Sunrise, Sunset


So one morning almost three months ago, Rebecca and I are standing on Cocoa Beach. It’s her first time ever visiting an ocean, and I’ve arranged it that the first time she sees the Atlantic, she’s watching the sun rise over the horizon. It is, all in all, a neat experience.

Flash-forward to two weeks ago. I’m on a business trip to NASA’s Jet Propulsion Laboratory. It’s my fourth trip to California in less than a year, and so I decide that this time I’m going to finally get around to doing something I’ve put off on previous trips — I’m going to watch the sun set on the Pacific. And so I do.

I’m currently helping one of the Space Launch System executives work on an upcoming TEDx talk, using the transcontinental railroad as analogy for the future of human space exploration, playing with themes like public-private partnerships and the fact that, historically, there are almost no new transportation capabilities that do not improve everyday life.

I thought about that as I was standing on the beach in Los Angeles. I, a fairly normal person, had watched the sunrise over one ocean and set over the other two months apart. Just 150 years ago, before the completion of the transcontinental railroad, that was impossible in the United States. Today, if you really wanted to, you could see them both in the same day. On the International Space Station, you see sixteen sunrises and sunsets a day.

We live in a time of miracles and wonders.
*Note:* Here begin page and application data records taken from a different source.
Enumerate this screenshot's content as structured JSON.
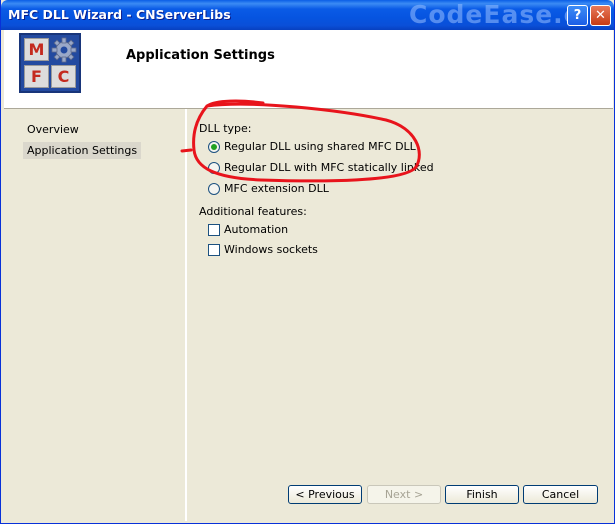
{
  "window": {
    "title": "MFC DLL Wizard - CNServerLibs",
    "watermark": "CodeEase.c",
    "help_glyph": "?",
    "close_glyph": "✕"
  },
  "header": {
    "logo_letters": [
      "M",
      "F",
      "C"
    ],
    "title": "Application Settings"
  },
  "nav": {
    "items": [
      "Overview",
      "Application Settings"
    ],
    "selected": "Application Settings"
  },
  "dll_type": {
    "label": "DLL type:",
    "options": [
      {
        "label": "Regular DLL using shared MFC DLL",
        "checked": true
      },
      {
        "label": "Regular DLL with MFC statically linked",
        "checked": false
      },
      {
        "label": "MFC extension DLL",
        "checked": false
      }
    ]
  },
  "additional_features": {
    "label": "Additional features:",
    "options": [
      {
        "label": "Automation",
        "checked": false
      },
      {
        "label": "Windows sockets",
        "checked": false
      }
    ]
  },
  "buttons": {
    "previous": "< Previous",
    "next": "Next >",
    "finish": "Finish",
    "cancel": "Cancel"
  },
  "colors": {
    "titlebar": "#0a5be6",
    "annotation": "#e8141c",
    "radio_selected": "#21a121"
  }
}
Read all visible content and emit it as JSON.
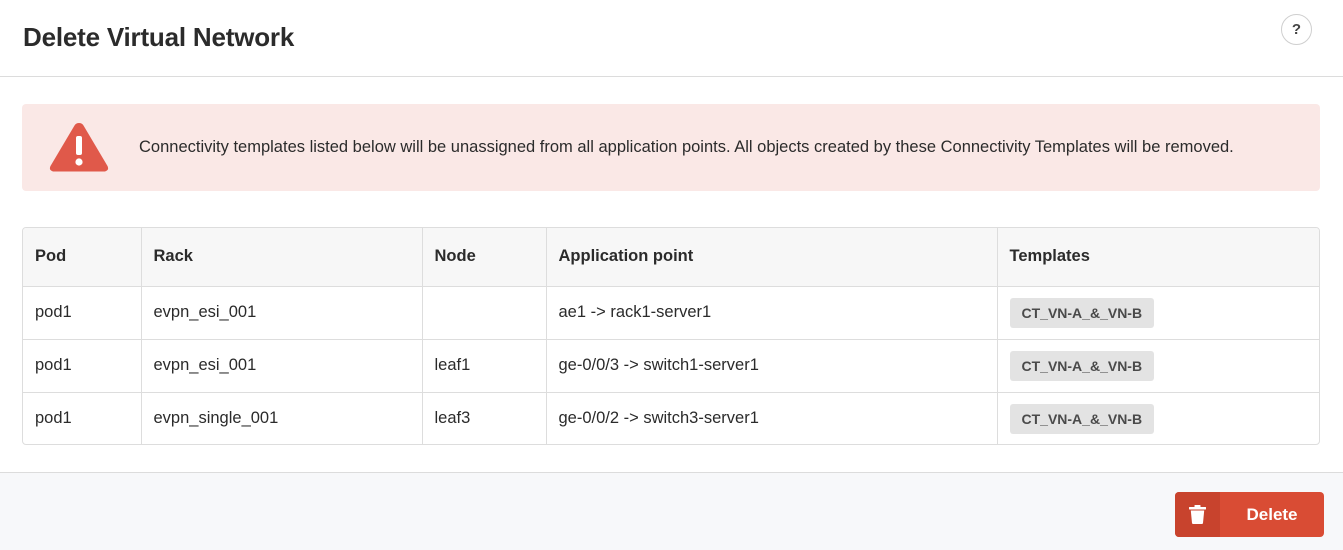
{
  "header": {
    "title": "Delete Virtual Network",
    "help_label": "?"
  },
  "alert": {
    "icon": "warning-triangle-icon",
    "message": "Connectivity templates listed below will be unassigned from all application points. All objects created by these Connectivity Templates will be removed."
  },
  "table": {
    "columns": [
      "Pod",
      "Rack",
      "Node",
      "Application point",
      "Templates"
    ],
    "rows": [
      {
        "pod": "pod1",
        "rack": "evpn_esi_001",
        "node": "",
        "application_point": "ae1 -> rack1-server1",
        "template": "CT_VN-A_&_VN-B"
      },
      {
        "pod": "pod1",
        "rack": "evpn_esi_001",
        "node": "leaf1",
        "application_point": "ge-0/0/3 -> switch1-server1",
        "template": "CT_VN-A_&_VN-B"
      },
      {
        "pod": "pod1",
        "rack": "evpn_single_001",
        "node": "leaf3",
        "application_point": "ge-0/0/2 -> switch3-server1",
        "template": "CT_VN-A_&_VN-B"
      }
    ]
  },
  "footer": {
    "delete_label": "Delete",
    "delete_icon": "trash-icon"
  },
  "colors": {
    "alert_bg": "#fae8e6",
    "warning": "#e0594a",
    "danger": "#d94c34",
    "tag_bg": "#e3e3e3"
  }
}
It’s good to be reminded to wonder at it.

Standing on Mars, Virtually


Three virtual figures on a Mars-scape

NASA’s OnSight tool, which it developed with Microsoft creates a simulation of Mars’ surfaces scientists can use in their research. Image: NASA/JPL

I read this story about NASA’s new HoloLens collaboration with Microsoft to create a virtual Mars environment in the news a while back, and thought it sounded pretty cool.

Last week, I got to put the headset on myself at JPL, and can confirm that it is, indeed, very cool. One of my NASA Headquarters team members and I got to walk “together” on virtual Mars, standing by Curiosity and surveying the Martian landscape. Another team member who was there (physically but not virtually) laughed at me for the fact that I was, in real life, walking around the rover, which wasn’t, technically, there, but the experience was so immersive that I just didn’t think about the fact that I could walk through it.

It was kind of surreal that I was getting to experience it just days after first reading about it, but this could very well be a technology that we’ll all be using before too long. Amazing.

#iHeartHsv: There’s No Place Like Home


OK, so I’m finally allowed to talk about this! The Huntsville-Madison County Convention & Visitors Bureau has launched a new website for visitors to our awesome city, iHeartHsv.com, and Rebecca and I are regular bloggers for the site! Even if you’re local, it’s well worth checking out — an incredible resource of things to do in the Rocket City (Huge kudos to Jessica Carlton Kumbroch!), and I am SO very honored to get to be a part of it. I was born in Huntsville and have spent almost three quarters of my life here, but over the last three years, my relationship with “my own little postage stamp of native soil” has deepened in very cool ways. I’m extremely proud to have been picked as part of the voice of me hometown, and very proud to call Huntsville home. ‪#‎iHeartHsv‬, indeed!

Related Link: Can’t get enough #iHeartHsv? CVB launches new website for all things Huntsville-Madison County (from al.com)